## WORK TO BE COMPLETED
Each line below must be reproduced exactly.
**** GIVEN INFORMATION ****
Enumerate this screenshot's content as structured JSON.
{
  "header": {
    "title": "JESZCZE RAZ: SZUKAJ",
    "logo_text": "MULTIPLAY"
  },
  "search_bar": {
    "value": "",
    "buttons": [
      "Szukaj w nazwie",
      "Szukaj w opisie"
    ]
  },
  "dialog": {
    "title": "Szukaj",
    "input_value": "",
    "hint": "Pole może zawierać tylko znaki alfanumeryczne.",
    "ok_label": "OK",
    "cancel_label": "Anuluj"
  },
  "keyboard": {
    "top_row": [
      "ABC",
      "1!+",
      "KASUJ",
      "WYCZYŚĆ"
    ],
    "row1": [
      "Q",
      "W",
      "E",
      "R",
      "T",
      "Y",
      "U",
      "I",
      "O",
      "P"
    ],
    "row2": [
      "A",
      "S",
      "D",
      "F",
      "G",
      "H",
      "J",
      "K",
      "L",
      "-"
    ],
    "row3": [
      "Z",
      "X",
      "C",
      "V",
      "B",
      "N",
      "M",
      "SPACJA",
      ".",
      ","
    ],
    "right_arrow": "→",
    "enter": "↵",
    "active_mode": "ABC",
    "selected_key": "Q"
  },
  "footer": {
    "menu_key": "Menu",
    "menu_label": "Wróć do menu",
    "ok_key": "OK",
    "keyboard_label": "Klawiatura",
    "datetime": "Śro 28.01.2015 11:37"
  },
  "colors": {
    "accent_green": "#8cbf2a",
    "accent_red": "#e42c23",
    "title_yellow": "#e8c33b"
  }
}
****
## TASK RESULT
Enumerate this screenshot's content as structured JSON.
{
  "header": {
    "title": "JESZCZE RAZ: SZUKAJ",
    "logo_text": "MULTIPLAY"
  },
  "search_bar": {
    "value": "",
    "buttons": [
      "Szukaj w nazwie",
      "Szukaj w opisie"
    ]
  },
  "dialog": {
    "title": "Szukaj",
    "input_value": "",
    "hint": "Pole może zawierać tylko znaki alfanumeryczne.",
    "ok_label": "OK",
    "cancel_label": "Anuluj"
  },
  "keyboard": {
    "top_row": [
      "ABC",
      "1!+",
      "KASUJ",
      "WYCZYŚĆ"
    ],
    "row1": [
      "Q",
      "W",
      "E",
      "R",
      "T",
      "Y",
      "U",
      "I",
      "O",
      "P"
    ],
    "row2": [
      "A",
      "S",
      "D",
      "F",
      "G",
      "H",
      "J",
      "K",
      "L",
      "-"
    ],
    "row3": [
      "Z",
      "X",
      "C",
      "V",
      "B",
      "N",
      "M",
      "SPACJA",
      ".",
      ","
    ],
    "right_arrow": "→",
    "enter": "↵",
    "active_mode": "ABC",
    "selected_key": "Q"
  },
  "footer": {
    "menu_key": "Menu",
    "menu_label": "Wróć do menu",
    "ok_key": "OK",
    "keyboard_label": "Klawiatura",
    "datetime": "Śro 28.01.2015 11:37"
  },
  "colors": {
    "accent_green": "#8cbf2a",
    "accent_red": "#e42c23",
    "title_yellow": "#e8c33b"
  }
}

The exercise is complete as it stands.